• _WHAT YOU HAVE TO DO_:
What is needed is a copy of each line in the listing below that contains "views".

[RECORD SET Boundary: Start]

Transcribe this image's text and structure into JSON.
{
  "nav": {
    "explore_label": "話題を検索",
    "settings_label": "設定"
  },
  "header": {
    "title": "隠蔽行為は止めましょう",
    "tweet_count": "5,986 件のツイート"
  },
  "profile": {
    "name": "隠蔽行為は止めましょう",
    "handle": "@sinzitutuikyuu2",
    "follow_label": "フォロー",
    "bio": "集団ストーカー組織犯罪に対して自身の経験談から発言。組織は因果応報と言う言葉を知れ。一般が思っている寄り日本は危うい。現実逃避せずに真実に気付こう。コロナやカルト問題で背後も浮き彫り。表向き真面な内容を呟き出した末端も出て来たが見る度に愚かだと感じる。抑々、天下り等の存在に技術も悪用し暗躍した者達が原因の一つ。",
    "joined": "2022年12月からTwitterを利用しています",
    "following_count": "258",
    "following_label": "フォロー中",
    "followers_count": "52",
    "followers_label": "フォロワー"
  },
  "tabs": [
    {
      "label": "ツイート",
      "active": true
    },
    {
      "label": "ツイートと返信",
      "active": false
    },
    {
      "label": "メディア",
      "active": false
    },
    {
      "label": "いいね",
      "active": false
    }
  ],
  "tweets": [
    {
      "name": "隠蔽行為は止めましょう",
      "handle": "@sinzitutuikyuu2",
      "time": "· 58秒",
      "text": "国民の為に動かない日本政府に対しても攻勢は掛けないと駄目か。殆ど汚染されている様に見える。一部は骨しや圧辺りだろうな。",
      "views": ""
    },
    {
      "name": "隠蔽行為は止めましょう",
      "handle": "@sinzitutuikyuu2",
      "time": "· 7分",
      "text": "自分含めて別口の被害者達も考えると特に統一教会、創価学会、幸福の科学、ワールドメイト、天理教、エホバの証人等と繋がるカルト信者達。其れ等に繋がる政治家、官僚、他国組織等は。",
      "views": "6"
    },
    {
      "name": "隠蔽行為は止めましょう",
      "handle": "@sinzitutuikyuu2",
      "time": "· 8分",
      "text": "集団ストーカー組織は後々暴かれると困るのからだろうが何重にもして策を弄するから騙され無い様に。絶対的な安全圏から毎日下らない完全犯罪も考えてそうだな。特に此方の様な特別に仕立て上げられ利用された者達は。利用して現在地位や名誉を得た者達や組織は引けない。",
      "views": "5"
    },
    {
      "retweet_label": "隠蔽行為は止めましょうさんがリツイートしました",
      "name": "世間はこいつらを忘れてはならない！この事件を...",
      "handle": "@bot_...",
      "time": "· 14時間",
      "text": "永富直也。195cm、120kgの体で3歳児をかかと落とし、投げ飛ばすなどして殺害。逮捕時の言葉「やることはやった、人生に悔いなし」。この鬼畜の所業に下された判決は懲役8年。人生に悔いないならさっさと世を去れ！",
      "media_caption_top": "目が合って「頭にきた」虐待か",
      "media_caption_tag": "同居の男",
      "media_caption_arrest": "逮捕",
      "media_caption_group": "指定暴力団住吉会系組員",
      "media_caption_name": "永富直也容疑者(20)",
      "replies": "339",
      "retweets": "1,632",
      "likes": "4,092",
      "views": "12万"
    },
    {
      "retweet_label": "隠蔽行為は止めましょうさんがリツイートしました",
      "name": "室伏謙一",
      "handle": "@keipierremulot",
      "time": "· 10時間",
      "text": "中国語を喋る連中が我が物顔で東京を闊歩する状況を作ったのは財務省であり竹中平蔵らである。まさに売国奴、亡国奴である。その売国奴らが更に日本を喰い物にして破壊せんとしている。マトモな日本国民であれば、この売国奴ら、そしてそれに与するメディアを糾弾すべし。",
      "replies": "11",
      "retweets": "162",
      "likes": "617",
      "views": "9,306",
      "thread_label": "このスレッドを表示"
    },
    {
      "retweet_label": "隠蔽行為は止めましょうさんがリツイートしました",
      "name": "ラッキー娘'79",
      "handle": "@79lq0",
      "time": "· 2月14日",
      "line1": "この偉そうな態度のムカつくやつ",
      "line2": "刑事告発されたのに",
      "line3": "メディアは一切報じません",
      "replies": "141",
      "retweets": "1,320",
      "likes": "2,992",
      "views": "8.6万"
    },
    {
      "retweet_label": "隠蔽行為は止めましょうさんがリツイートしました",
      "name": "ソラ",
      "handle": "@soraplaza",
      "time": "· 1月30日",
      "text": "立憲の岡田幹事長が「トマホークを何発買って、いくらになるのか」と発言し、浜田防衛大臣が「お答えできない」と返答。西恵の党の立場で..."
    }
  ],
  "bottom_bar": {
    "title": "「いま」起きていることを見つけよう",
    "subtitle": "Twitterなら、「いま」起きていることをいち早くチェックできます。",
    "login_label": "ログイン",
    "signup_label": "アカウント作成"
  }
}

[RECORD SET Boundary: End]

• _ANSWER AREA_:
      "views": ""
      "views": "6"
      "views": "5"
      "views": "12万"
      "views": "9,306",
      "views": "8.6万"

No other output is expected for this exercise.